Fluorescence. Glow in the dark science.
There has been a lot of attention on fluorescent proteins lately. Yesterday the NY times featured an article in the Scientist at Work column about, “The Holy Grail of Fluorescent Proteins.” In the article it makes note of one of the first fluorescent proteins, the green fluorescent protein (GFP), which was first extracted from jelly fish found in waters off the coast of Puget Sound.
This is the same protein that I have my students transform E. coli with in the classic bio rad pGLO/GFP kit. If you are an advanced biology teacher I highly recommend this lab practical. The experiment has students grow E. coli exposed to a plasmid that has ampicillin resistant gene, and the gene for the GFP protein. The results are great, and there are several extension as well as connections to current research. Here is a link to Paul Anderson’s (Bozemanbiology) youtube explanation of the lab.
The American Museum of Natural History (AMNH) in New York City currently has an exhibit entitled Creatures of the Light: Natures Bioluminescence.
While visiting the Reef HQ aquarium which is the largest coral reef aquarium in the world I was captivated by the flashlight fish.
wikipedia says, “Flashlight fish are named for their large bioluminescent organs. These are located beneath the eyes and contain luminous bacteria. Two methods are used by different species for controlling light emission, either a shutter-like lid is raised over the organ or the organ is turned downward into a pouch. The light is used for predator avoidance, to attract prey, and for communication”

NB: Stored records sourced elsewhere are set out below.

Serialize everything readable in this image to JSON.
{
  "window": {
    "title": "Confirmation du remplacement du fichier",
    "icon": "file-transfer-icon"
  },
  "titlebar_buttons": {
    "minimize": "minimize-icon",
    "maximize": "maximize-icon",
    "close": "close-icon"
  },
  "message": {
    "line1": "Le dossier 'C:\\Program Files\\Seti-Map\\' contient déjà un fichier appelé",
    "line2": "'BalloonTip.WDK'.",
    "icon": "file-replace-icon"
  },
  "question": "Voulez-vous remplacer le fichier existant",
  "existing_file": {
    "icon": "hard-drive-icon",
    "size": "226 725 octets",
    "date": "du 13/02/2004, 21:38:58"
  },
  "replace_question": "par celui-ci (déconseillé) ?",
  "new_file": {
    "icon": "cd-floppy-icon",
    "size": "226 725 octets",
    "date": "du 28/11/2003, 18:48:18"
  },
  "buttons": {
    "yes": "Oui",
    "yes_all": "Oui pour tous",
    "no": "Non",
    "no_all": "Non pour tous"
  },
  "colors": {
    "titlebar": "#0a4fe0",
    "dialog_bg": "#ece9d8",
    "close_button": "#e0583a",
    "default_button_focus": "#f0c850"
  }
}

What allows for this ultra efficient reaction to convert energy to light? The enzyme luciferase. The bacteria live in the pouches under the flashlight fish eyes use is the same enzyme used by fireflies to make their lanterns glow. The reaction is incredibly efficient, and nearly all the energy is transferred into making light.
Pretty neat huh?